TGA plans fast track approval for oncology biologics
The Therapeutic Goods Administration (TGA) is seeking feedback on a proposed priority pathway for assessment of certain novel and life-saving biologics that could see them approved within six months.
The proposed ‘Priority Review’ pathway will offer a faster formal assessment pathway for new or new use biologicals for people with a life-threatening disease or seriously debilitating condition. Under the proposals released for consultation a biologic would have to fulfil an unmet clinical need or offer a clinically significant improvement over already approved therapeutic goods to be eligible for fast track review.
According to the TGA, the priority pathway will only be open to biologics that have substantial evidence demonstrating that it “provides a major therapeutic advantage in patient outcomes when compared to existing treatments as defined by a magnitude well beyond the minimum threshold of clinical significance.”
This will require endpoints that directly demonstrate clinical benefit such as overall survival and progression-free survival for oncology-based biologicals, the TGA says.
The TGA says the pathway will build on the lessons learned from existing fast track review pathways offered by regulatory bodies such as the European Medicines Agency (150 days) and the FDA (six months).
“This will allow consumers with life-threatening diseases or seriously debilitating conditions to access these treatments in less time if the assessment results in a decision by the TGA to include the biological in the Australian Register of Therapeutic Goods (ARTG),” it says.
Covid curbs pharma sponsorship of doctor meetings
Pharmaceutical industry spending on hospitality for doctors attending medical education events fell by 40% during the pandemic, according to new figures released by industry lobby group Medicines Australia.
In its transparency report for the period 1 November 2020 to 30 April 2021 the total expenditure reported by companies on hospitality was $364,332, down from $594,474.

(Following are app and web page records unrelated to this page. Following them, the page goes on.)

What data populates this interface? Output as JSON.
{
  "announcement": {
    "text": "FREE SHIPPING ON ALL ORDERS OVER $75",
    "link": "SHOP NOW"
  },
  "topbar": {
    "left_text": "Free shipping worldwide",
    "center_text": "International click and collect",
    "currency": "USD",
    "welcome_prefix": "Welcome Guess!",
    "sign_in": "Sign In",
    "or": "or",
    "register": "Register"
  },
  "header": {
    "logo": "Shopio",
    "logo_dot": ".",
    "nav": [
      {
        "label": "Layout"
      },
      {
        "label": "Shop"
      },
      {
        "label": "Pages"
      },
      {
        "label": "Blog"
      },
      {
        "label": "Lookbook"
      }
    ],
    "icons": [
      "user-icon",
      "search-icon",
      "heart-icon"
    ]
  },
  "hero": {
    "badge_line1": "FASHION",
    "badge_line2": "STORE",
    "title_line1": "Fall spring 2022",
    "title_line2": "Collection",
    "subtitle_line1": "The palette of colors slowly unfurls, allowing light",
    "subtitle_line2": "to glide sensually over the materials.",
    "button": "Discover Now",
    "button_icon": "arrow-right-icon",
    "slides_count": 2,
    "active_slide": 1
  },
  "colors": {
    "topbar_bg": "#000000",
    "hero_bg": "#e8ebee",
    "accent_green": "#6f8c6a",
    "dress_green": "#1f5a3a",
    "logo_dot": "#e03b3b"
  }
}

There were 721 medical education events sponsored during the six month period at a total costs of $5.96 million covered by the report, compared to spending of $5.63 million on 804 events in the same period a year previously.
The total hours of education supported by industry sponsorship declined from 6253 hours to 4934 hours.
The number of healthcare professional attendances at industry sponsored events fell from 165,455 to 148,810.
The pandemic forced most medical meetings to be transformed into virtual meetings and a recent pharmaceutical industry survey showed that most companies expected a significant level of virtual engagement with healthcare professional to be maintained in future.
Genomic oncology program gets $185 million funding
Funded by a mix of government and industry sources the Precision Oncology Screening Platform Enabling Clinical Trials (PrOSPeCT) project aims to open up new genomic-based treatment paths for Australians with rare and difficult to treat cancers, its backers say.
According to researchers at the Garvan Institute, the public-private project will provide genomic screening through national adult and paediatric oncology networks, collect comprehensive clinical, pathologic, treatment and outcomes data on all patients, and function as a coordinating and enabling platform to increase collaboration between businesses that operate in the clinical trials and research ecosystem.
“Through PrOSPeCT, we will fast-track the development, manufacturing and use of precision, personalised cancer treatments, changing lives, creating jobs and building Australia’s sovereign capability in drug development,” said Professor David Thomas, head of Genomic Cancer Medicine at the Garvan Institute and CEO of the Australian Genomic Cancer Medicine Centre (Omico), the not-for-profit company leading the project.
The $62 million funding from the government is being supplemented with funding from partners including Roche Australia, Children’s Cancer Institute Australia (CCI) and The Minderoo Foundation.